Sunday, February 13, 2011

New Poetry by Tricia Dearborn







 
Night vision

I take off the clarity of the world
and place it on my bedside table.

No use for it with my lids pressed
neatly together against the dark.

Slowly my brainwaves settle
into delta rhythm. Old lovers

breathe into my ear, or leave me
yet again. I fly. Breathe underwater.

Watch tornados gather. Waking, I fill
the kettle, translate the night’s happenings

into ink. The morning news
from the land the sleeping see.

- Tricia Dearborn 2011



At the laundromat on rue St Florent

My tired reflected face is framed
by the curving leap

of my jeans ­—
always the last to relinquish

the final skerricks of damp,
not dry till the rivets

will singe your skin.
I watch as the jeans submit
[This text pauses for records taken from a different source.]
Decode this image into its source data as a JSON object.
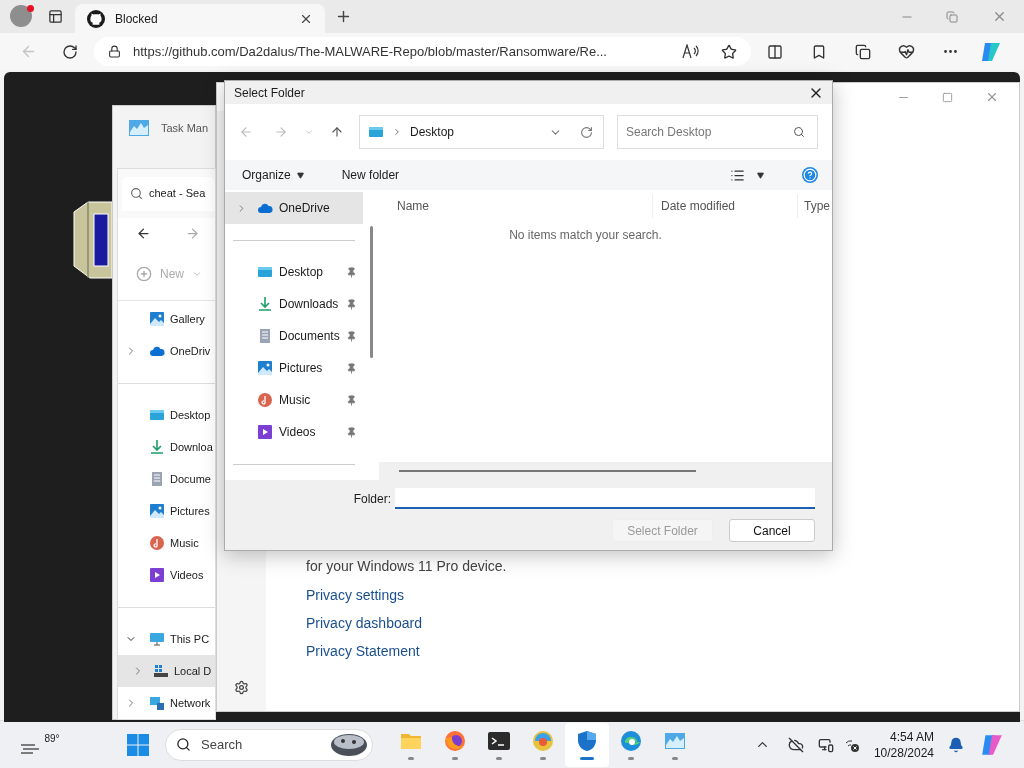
{
  "browser": {
    "tab": {
      "title": "Blocked",
      "selected": true
    },
    "url": "https://github.com/Da2dalus/The-MALWARE-Repo/blob/master/Ransomware/Re..."
  },
  "task_manager": {
    "title": "Task Man"
  },
  "explorer": {
    "tab": "cheat - Sea",
    "new_button": "New",
    "nav_items": [
      {
        "kind": "gallery",
        "label": "Gallery",
        "selected": false
      },
      {
        "kind": "cloud",
        "label": "OneDriv",
        "expanded": false,
        "selected": false
      },
      {
        "kind": "divider"
      },
      {
        "kind": "desktop",
        "label": "Desktop",
        "selected": false
      },
      {
        "kind": "download",
        "label": "Downloa",
        "selected": false
      },
      {
        "kind": "document",
        "label": "Docume",
        "selected": false
      },
      {
        "kind": "picture",
        "label": "Pictures",
        "selected": false
      },
      {
        "kind": "music",
        "label": "Music",
        "selected": false
      },
      {
        "kind": "video",
        "label": "Videos",
        "selected": false
      },
      {
        "kind": "divider"
      },
      {
        "kind": "pc",
        "label": "This PC",
        "expanded": true,
        "selected": false
      },
      {
        "kind": "drive",
        "label": "Local D",
        "expanded": false,
        "selected": true
      },
      {
        "kind": "network",
        "label": "Network",
        "expanded": false,
        "selected": false
      }
    ]
  },
  "settings": {
    "text": "for your Windows 11 Pro device.",
    "links": [
      "Privacy settings",
      "Privacy dashboard",
      "Privacy Statement"
    ]
  },
  "dialog": {
    "title": "Select Folder",
    "breadcrumb": "Desktop",
    "search_placeholder": "Search Desktop",
    "toolbar": [
      {
        "label": "Organize",
        "menu": true
      },
      {
        "label": "New folder",
        "menu": false
      }
    ],
    "nav_items": [
      {
        "kind": "cloud",
        "label": "OneDrive",
        "selected": true,
        "expanded": false,
        "pinned": false
      },
      {
        "kind": "divider"
      },
      {
        "kind": "desktop",
        "label": "Desktop",
        "selected": false,
        "pinned": true
      },
      {
        "kind": "download",
        "label": "Downloads",
        "selected": false,
        "pinned": true
      },
      {
        "kind": "document",
        "label": "Documents",
        "selected": false,
        "pinned": true
      },
      {
        "kind": "picture",
        "label": "Pictures",
        "selected": false,
        "pinned": true
      },
      {
        "kind": "music",
        "label": "Music",
        "selected": false,
        "pinned": true
      },
      {
        "kind": "video",
        "label": "Videos",
        "selected": false,
        "pinned": true
      },
      {
        "kind": "divider"
      }
    ],
    "columns": [
      "Name",
      "Date modified",
      "Type"
    ],
    "empty_message": "No items match your search.",
    "folder_label": "Folder:",
    "buttons": [
      {
        "label": "Select Folder",
        "disabled": true
      },
      {
        "label": "Cancel",
        "disabled": false
      }
    ]
  },
  "taskbar": {
    "weather": "89°",
    "search": "Search",
    "apps": [
      {
        "kind": "folder",
        "selected": false
      },
      {
        "kind": "firefox",
        "selected": false
      },
      {
        "kind": "terminal",
        "selected": false
      },
      {
        "kind": "swirl",
        "selected": false
      },
      {
        "kind": "shield",
        "selected": true
      },
      {
        "kind": "edge",
        "selected": false
      },
      {
        "kind": "monitor",
        "selected": false
      }
    ],
    "time": "4:54 AM",
    "date": "10/28/2024"
  }
}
with seeming grace, or joy,
tumbling to rest, then leaning back

legs spread as they’re lifted and tossed
across in streaming freefall.

Like the fearless girl lining up again
for the wildest ride.
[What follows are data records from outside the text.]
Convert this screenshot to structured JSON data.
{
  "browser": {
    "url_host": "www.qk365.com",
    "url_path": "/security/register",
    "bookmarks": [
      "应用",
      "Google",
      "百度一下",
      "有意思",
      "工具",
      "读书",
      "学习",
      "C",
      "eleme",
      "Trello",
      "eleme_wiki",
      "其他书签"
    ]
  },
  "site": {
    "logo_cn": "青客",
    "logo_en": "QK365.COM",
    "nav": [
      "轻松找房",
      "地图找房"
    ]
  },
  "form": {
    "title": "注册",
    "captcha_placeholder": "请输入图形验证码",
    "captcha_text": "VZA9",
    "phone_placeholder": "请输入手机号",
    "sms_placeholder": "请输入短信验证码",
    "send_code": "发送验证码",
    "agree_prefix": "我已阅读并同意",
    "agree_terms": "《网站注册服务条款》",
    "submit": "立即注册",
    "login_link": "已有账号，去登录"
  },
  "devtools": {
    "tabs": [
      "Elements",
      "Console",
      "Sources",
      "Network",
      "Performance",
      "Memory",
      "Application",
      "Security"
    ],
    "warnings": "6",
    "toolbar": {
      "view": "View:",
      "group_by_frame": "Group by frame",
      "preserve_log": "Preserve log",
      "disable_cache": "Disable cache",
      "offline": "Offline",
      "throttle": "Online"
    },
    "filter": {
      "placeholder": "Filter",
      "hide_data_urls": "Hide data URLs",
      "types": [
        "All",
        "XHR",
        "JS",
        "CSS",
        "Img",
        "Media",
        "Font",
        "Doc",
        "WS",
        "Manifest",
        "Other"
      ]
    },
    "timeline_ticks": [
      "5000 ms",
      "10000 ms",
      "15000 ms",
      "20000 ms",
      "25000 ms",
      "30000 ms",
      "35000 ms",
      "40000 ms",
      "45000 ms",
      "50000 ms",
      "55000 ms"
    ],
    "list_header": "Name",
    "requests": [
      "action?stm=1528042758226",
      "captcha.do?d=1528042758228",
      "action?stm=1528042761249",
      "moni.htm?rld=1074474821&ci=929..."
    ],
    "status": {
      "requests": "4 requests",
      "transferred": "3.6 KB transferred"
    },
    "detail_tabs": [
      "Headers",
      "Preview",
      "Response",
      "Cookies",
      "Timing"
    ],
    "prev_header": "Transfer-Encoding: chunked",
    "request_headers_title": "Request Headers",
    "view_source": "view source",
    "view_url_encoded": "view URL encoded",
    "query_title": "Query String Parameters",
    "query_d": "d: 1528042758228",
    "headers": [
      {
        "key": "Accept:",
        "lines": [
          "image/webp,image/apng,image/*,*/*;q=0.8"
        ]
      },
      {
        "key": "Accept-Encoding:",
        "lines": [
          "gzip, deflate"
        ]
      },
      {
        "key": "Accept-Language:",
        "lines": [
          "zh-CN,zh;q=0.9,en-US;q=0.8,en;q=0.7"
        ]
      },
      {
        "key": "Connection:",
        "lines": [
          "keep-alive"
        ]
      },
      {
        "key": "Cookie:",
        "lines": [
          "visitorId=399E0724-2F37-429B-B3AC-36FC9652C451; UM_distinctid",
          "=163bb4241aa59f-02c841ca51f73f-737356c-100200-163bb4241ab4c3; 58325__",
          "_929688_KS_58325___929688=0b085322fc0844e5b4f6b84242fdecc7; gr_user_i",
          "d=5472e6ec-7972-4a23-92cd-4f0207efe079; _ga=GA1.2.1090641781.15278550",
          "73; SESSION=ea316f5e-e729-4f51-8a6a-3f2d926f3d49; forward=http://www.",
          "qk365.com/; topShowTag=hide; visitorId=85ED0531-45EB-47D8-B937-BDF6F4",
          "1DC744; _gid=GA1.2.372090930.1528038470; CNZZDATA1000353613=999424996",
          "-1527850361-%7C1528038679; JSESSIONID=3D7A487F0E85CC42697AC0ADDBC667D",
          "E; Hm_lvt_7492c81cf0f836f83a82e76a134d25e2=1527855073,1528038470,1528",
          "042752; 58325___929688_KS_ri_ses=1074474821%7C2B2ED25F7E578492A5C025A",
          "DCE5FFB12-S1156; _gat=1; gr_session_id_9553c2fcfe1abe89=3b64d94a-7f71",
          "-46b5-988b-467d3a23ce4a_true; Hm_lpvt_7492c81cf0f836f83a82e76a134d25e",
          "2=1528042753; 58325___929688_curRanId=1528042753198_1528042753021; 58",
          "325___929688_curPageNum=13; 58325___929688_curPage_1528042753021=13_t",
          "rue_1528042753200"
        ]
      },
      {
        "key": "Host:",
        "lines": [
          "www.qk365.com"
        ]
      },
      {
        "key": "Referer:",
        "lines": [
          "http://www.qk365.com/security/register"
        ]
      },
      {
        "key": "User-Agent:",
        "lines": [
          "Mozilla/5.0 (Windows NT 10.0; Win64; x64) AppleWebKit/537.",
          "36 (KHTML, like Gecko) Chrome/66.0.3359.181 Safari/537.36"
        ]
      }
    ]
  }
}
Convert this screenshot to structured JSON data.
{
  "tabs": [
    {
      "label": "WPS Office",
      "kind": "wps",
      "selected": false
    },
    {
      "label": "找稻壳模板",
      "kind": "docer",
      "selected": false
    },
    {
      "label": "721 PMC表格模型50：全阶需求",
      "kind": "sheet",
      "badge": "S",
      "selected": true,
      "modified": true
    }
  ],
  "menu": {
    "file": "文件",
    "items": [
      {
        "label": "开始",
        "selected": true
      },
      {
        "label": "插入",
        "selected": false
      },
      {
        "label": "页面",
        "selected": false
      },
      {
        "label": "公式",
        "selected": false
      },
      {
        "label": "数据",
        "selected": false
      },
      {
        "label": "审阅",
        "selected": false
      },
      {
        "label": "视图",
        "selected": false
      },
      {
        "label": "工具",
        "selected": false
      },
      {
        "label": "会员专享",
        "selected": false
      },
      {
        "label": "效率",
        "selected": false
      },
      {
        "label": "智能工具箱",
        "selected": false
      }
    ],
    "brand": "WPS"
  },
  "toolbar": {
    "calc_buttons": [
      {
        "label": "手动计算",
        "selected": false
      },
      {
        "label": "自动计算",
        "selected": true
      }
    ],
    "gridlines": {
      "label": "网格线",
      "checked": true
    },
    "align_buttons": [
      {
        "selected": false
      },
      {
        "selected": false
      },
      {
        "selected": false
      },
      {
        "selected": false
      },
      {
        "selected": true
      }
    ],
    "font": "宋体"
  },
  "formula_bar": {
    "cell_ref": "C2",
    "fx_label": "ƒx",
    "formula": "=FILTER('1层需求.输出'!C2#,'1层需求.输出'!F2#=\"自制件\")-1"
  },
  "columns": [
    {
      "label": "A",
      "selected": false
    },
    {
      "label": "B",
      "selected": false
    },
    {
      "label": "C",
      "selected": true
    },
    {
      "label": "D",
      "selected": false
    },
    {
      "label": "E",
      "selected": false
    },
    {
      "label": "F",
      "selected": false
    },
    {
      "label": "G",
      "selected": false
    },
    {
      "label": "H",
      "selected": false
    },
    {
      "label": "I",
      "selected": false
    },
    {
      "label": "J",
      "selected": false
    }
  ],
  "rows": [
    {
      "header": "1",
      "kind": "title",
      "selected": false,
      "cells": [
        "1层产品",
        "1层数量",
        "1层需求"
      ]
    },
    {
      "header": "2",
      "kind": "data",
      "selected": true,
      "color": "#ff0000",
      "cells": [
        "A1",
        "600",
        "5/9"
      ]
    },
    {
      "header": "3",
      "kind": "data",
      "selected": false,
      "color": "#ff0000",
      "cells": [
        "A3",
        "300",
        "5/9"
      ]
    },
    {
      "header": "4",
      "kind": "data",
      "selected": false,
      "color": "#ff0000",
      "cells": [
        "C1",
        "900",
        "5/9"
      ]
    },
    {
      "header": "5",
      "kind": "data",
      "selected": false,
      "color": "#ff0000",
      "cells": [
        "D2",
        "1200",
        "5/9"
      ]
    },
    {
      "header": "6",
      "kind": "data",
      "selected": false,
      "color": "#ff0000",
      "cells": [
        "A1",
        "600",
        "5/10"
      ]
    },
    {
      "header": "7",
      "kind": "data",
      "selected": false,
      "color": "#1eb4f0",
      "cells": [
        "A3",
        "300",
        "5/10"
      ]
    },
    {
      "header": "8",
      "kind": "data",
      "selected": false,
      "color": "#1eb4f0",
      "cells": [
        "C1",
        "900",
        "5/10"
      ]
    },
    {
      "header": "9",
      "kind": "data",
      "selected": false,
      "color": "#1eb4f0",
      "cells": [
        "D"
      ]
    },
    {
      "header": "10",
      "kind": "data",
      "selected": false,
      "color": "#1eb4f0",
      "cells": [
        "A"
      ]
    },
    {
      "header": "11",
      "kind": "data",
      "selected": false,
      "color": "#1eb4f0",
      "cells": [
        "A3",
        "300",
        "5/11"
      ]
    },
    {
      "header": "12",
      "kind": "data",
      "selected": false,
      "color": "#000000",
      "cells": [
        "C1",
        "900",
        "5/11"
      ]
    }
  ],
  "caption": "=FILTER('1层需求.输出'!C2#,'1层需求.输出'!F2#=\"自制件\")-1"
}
Though later, when the denim
flattens momentarily

to the glass, it’s more like
someone get me out of here.


- Tricia Dearborn 2011
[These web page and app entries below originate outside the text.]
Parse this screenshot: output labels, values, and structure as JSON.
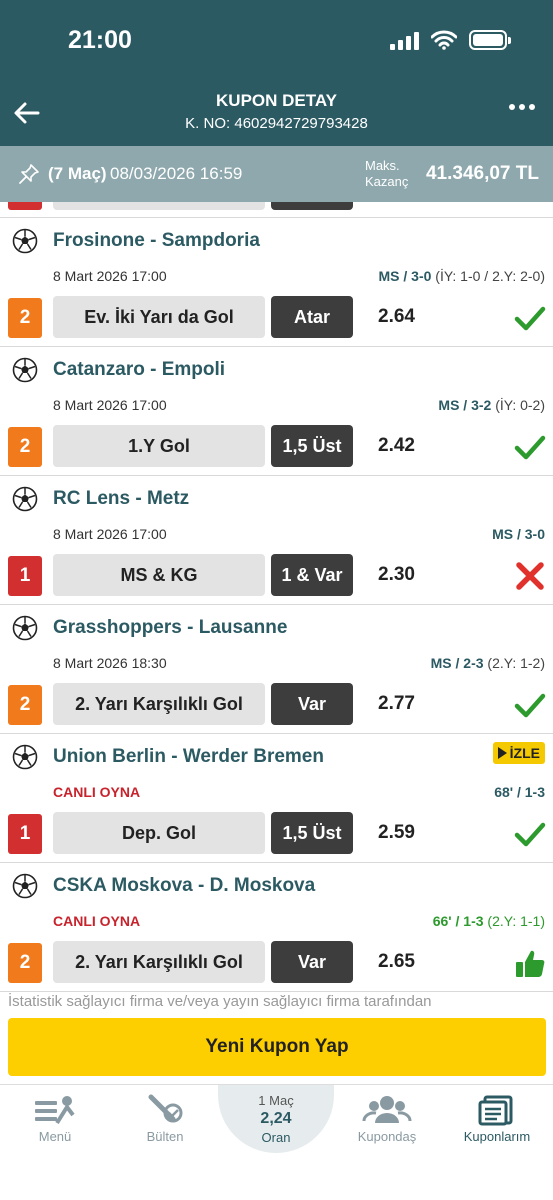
{
  "status_bar": {
    "time": "21:00"
  },
  "header": {
    "title": "KUPON DETAY",
    "coupon_no": "K. NO: 4602942729793428"
  },
  "info": {
    "match_count": "(7 Maç)",
    "date": "08/03/2026 16:59",
    "max_win_label_1": "Maks.",
    "max_win_label_2": "Kazanç",
    "max_win_amount": "41.346,07 TL"
  },
  "colors": {
    "header": "#2c5a63",
    "info_bar": "#8ea8ad",
    "bet_number_orange": "#f07a1c",
    "bet_number_red": "#d23030",
    "win_green": "#2c9a2c",
    "loss_red": "#e0312d",
    "button_yellow": "#fdcf00"
  },
  "matches": [
    {
      "teams": "Frosinone - Sampdoria",
      "date": "8 Mart 2026 17:00",
      "result_main": "MS / 3-0",
      "result_extra": " (İY: 1-0 / 2.Y: 2-0)",
      "number": "2",
      "market": "Ev. İki Yarı da Gol",
      "selection": "Atar",
      "odd": "2.64",
      "status": "won"
    },
    {
      "teams": "Catanzaro - Empoli",
      "date": "8 Mart 2026 17:00",
      "result_main": "MS / 3-2",
      "result_extra": " (İY: 0-2)",
      "number": "2",
      "market": "1.Y Gol",
      "selection": "1,5 Üst",
      "odd": "2.42",
      "status": "won"
    },
    {
      "teams": "RC Lens - Metz",
      "date": "8 Mart 2026 17:00",
      "result_main": "MS / 3-0",
      "result_extra": "",
      "number": "1",
      "market": "MS & KG",
      "selection": "1 & Var",
      "odd": "2.30",
      "status": "lost"
    },
    {
      "teams": "Grasshoppers - Lausanne",
      "date": "8 Mart 2026 18:30",
      "result_main": "MS / 2-3",
      "result_extra": " (2.Y: 1-2)",
      "number": "2",
      "market": "2. Yarı Karşılıklı Gol",
      "selection": "Var",
      "odd": "2.77",
      "status": "won"
    },
    {
      "teams": "Union Berlin - Werder Bremen",
      "live_label": "CANLI OYNA",
      "watch_label": "İZLE",
      "result_main": "68' / 1-3",
      "result_extra": "",
      "number": "1",
      "market": "Dep. Gol",
      "selection": "1,5 Üst",
      "odd": "2.59",
      "status": "won"
    },
    {
      "teams": "CSKA Moskova - D. Moskova",
      "live_label": "CANLI OYNA",
      "result_main": "66' / 1-3",
      "result_extra": " (2.Y: 1-1)",
      "number": "2",
      "market": "2. Yarı Karşılıklı Gol",
      "selection": "Var",
      "odd": "2.65",
      "status": "live-winning"
    }
  ],
  "disclaimer": "İstatistik sağlayıcı firma ve/veya yayın sağlayıcı firma tarafından",
  "new_coupon_label": "Yeni Kupon Yap",
  "tabbar": {
    "menu": "Menü",
    "bulletin": "Bülten",
    "center_line1": "1 Maç",
    "center_line2": "2,24",
    "center_line3": "Oran",
    "kupondas": "Kupondaş",
    "kuponlarim": "Kuponlarım"
  }
}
The answer
If you want to take your mind off your troubles, create a god. It’s easy.
Toss back a few too many drinks. The Hangover God demands greasy chips and egg and bacon rolls; asks that you tend the altar of your headache, surrender to a queasy inability to come to grips with the world. 
Pick a fight with a loved one. The God of Relationship Dramas encourages outbursts and recriminations. Practise door-slamming and seething silence. Make offerings of blame and blazing rows.
Or step onto the God of Perfection’s hamster-wheel. Forget the roses, forget the sunsets: focus on getting it right; being first; being best. For penance, each error a tiny whip.
The Caffeine God will smite you if you haven’t performed the holy rites by nine. Enjoy the temporary bliss. Be warned: this god will mess with your nerves if you dare to leave the fold.
The God of Thinness says less of you is always better; asks that you stand side-on in front of mirrors, sucking in your stomach; do secret, impromptu skin-fold tests on belly, upper arms and thighs.
Or bow to a God of Mercy and Compassion who’ll throw you in hell if you cross the line. Forgo your sensual animal nature; spend your precious human hours striving not to sin.
To take your mind off your troubles, create a god. Forget you created it. 

- Tricia Dearborn 2011
 
Tricia Dearborn is an award-winning poet and short-story writer whose work has appeared in literary journals and anthologies in Australia, the UK, the US and India. Her poem sequence ‘The Ringing World’ was joint winner of the 2008 Poets Union Poetry Prize, and her poem ‘Come In, Lie Down’ appeared in The Best Australian Poetry 2008. Her first collection was Frankenstein’s Bathtub (Interactive Press, 2001). In 2009 she received a Developing Writers grant from the Australia Council for the Arts. She is currently completing her second collection.

3 comments:

Poetry of the Day said...

i love this

Poetry <3

Must Love Cheese said...

Those gods are divine! I love this too.

Benjamin said...

Superbia!